*** DATA SUPPLIED Section Begins ***

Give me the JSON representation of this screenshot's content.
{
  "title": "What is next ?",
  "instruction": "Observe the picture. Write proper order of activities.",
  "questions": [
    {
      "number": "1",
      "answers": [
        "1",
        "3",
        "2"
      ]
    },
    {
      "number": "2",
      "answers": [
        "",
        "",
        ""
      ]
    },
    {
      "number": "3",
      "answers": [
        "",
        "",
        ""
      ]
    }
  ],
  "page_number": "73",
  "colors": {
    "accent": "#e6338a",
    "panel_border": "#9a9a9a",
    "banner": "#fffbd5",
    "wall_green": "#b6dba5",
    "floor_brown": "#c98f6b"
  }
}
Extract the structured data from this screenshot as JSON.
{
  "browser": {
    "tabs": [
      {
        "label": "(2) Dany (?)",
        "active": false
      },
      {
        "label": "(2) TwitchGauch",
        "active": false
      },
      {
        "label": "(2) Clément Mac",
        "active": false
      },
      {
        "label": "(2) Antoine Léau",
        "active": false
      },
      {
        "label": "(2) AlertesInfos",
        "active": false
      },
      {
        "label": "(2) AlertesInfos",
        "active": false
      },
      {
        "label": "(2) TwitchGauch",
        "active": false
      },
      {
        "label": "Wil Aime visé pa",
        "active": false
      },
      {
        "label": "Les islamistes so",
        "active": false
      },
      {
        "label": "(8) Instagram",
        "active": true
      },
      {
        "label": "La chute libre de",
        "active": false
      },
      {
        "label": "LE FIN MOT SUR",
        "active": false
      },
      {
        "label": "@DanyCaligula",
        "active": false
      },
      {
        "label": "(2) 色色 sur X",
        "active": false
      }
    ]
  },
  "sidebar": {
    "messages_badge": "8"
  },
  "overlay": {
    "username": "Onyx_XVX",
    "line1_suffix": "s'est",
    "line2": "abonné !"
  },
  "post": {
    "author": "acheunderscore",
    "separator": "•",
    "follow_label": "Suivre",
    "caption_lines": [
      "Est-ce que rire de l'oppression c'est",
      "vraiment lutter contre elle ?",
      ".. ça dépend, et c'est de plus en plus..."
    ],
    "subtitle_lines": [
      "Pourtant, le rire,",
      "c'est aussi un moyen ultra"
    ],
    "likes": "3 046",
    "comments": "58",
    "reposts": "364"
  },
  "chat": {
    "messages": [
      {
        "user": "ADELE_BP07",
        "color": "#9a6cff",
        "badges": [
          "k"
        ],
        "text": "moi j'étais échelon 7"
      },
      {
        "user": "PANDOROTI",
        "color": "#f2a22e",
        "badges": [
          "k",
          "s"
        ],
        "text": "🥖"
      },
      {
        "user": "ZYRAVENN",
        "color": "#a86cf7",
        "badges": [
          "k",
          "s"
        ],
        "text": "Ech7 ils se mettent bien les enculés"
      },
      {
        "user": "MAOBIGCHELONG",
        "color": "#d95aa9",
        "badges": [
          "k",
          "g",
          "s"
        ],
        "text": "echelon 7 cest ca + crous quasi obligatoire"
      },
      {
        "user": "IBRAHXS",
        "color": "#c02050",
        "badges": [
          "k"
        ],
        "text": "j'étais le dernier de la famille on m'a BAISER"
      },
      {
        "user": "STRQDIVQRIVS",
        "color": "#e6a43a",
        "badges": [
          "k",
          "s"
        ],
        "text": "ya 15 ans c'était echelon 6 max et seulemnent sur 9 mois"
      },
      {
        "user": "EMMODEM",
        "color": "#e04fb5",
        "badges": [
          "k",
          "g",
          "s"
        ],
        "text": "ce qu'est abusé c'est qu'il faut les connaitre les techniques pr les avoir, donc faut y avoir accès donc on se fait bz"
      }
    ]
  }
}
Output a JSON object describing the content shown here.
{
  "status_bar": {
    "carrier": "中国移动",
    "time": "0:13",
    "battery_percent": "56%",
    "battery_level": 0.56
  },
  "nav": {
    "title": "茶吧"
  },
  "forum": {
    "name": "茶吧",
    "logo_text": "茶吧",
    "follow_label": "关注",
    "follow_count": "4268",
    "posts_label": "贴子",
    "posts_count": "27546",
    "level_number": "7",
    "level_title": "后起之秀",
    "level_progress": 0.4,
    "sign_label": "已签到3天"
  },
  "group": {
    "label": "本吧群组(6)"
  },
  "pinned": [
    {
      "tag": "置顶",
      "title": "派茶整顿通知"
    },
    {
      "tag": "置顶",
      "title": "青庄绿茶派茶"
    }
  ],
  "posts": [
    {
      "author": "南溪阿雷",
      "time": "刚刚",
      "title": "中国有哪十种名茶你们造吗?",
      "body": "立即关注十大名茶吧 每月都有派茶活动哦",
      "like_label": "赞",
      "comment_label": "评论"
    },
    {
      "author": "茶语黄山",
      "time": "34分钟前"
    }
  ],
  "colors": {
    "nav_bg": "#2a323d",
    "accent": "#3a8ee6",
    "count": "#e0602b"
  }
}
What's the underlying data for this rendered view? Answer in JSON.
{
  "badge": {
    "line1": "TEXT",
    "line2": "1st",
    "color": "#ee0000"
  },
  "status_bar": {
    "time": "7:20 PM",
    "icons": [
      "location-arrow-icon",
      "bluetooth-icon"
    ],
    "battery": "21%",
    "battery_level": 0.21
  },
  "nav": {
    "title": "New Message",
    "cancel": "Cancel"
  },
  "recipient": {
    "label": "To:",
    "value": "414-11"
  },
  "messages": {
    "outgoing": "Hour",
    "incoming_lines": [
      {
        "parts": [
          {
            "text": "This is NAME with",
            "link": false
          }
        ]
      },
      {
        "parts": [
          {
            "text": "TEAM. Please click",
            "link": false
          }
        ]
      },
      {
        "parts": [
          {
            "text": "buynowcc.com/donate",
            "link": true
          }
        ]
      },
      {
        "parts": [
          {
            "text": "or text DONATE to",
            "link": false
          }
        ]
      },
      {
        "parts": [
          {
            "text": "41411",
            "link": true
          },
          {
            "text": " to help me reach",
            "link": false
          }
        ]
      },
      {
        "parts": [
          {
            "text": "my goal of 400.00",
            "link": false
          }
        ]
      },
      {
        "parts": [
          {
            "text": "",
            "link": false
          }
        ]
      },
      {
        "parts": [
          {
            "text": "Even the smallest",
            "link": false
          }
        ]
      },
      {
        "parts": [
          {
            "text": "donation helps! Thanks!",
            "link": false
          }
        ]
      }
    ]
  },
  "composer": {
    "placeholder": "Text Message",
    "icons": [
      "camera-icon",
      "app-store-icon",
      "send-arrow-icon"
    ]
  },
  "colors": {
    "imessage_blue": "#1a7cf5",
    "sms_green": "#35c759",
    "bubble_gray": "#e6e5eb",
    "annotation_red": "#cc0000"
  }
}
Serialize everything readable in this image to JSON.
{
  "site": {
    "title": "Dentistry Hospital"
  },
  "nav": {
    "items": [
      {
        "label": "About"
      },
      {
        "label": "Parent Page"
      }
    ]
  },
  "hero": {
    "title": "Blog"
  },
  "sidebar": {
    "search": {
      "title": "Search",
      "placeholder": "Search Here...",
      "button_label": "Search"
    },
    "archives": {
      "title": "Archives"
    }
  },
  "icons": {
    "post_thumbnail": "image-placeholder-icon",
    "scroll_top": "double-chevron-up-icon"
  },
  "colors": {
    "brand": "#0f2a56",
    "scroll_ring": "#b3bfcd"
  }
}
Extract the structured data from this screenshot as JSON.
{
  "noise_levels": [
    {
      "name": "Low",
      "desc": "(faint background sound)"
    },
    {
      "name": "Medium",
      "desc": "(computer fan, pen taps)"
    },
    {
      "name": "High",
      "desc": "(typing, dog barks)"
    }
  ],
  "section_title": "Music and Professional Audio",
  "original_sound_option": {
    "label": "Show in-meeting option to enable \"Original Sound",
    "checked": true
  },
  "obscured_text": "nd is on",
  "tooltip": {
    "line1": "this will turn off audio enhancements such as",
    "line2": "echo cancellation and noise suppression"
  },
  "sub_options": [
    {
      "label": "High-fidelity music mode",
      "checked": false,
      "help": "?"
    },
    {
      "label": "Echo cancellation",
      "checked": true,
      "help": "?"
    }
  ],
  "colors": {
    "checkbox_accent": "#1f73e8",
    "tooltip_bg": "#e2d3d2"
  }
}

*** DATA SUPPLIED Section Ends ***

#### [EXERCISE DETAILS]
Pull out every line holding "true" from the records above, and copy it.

#### [ANSWER]
        "active": true
            "link": true
            "link": true
    "checked": true
      "checked": true,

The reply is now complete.